Principles for Windstorm Insurance: A Joint Statement

Signed by Individuals from The Competitive Enterprise Institute, Americans for Tax Reform, The American Consumer Institute, FreedomWorks, and the American Enterprise Institute

The United States has entered a period of heavy hurricane activity. Much of the focus in the public policy debate has centered on insurance against flood damage. A federal program already covers nearly all flood risks. The following letter focuses on insurance for wind damage.

Over the past decade, wind insurance rates have risen significantly in all hurricane-prone areas. Nearly everyone who has studied the problem agrees that governments, business, and individuals should act. 

As Congress considers legislation to expand the federal role in windstorm insurance, we urge significant caution. We are speaking, in particular, about the “Multiple Peril Insurance Bill” (H.R. 920), which has been incorporated into the “Flood Insurance Reform and Modernization Act” (H.R. 3121). In essence, the bill adds windstorm coverage to the existing National Flood Insurance. Before rushing to further politicize the critical insurance sector, we suggest that Congress keep the following in mind:

The National Flood Insurance Program has severe fiscal and practical problems: Although designed to be self-sufficient, the NFIP has used its borrowing authority to add billions of dollars to the national debt.

It’s unlikely that any government-run insurance program will both maintain actuarially adequate rates and attract a significant number of policy-holders: Although initially intended to charge actuarially adequate rates for almost all policyholders, NFIP has argued that almost nobody would purchase government insurance at these rates. On that basis, Congress and the program’s administrators ordered a series of rate cuts that brought rates well below levels of actuarial adequacy. For roughly 20 percent of properties in NFIP—so called “non-conforming properties” —rates have remained well below levels of actuarial adequacy.
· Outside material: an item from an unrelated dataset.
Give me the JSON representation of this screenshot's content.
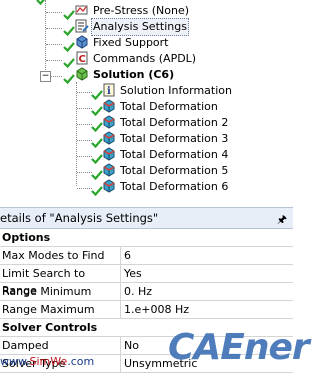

Private insurance mechanisms—given time to build experience and revenues—have greater potential to manage risk than does a government-run pool: A government-run pool will likely include only people at the greatest risk for hurricane activity. The federal government has a very limited ability to invest premiums received and, unlike private insurance companies, cannot reduce portfolio risk by writing policies for risks that do not correlate with hurricane activity. Thus, actuarially adequate rates may prove higher than those the in the private sector.

Nature causes hurricanes; human activity results in hurricane damage: We have sustained significant hurricane damage in large part because a variety of political factors—most prominently local zoning codes and the NFIP—have served to encourage development in hurricane-prone areas. Although the bill will strengthen zoning codes, the probability is high that the proposed legislation will ultimately encourage additional coastal development and thus, increase hurricane damage.
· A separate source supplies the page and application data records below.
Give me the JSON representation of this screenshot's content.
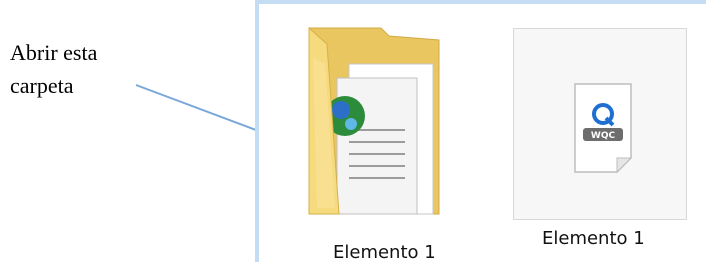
{
  "annotation": {
    "line1": "Abrir esta",
    "line2": "carpeta"
  },
  "items": [
    {
      "label": "Elemento 1",
      "icon": "folder-icon"
    },
    {
      "label": "Elemento 1",
      "icon": "wqc-file-icon",
      "badge_text": "WQC",
      "badge_letter": "Q"
    }
  ],
  "colors": {
    "folder": "#f3d579",
    "window_border": "#c4ddf5",
    "badge_blue": "#1e6fd1",
    "arrow": "#7aa7d9"
  }
}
(Affiliations for identification purposes only)


Eli Lehrer

Senior Fellow

The Competitive Enterprise Institute

[email protected]



Grover Norquist


Americans for Tax Reform



Peter Wallison

Arthur F. Burns Fellow in Financial Policy Studies

The American Enterprise Institute



Fred Smith


The Competitive Enterprise Institute



Wayne Brough

Vice President for Research and Chief Economist


(202) 783-3870


Steve Pociask


The American Consumer Institute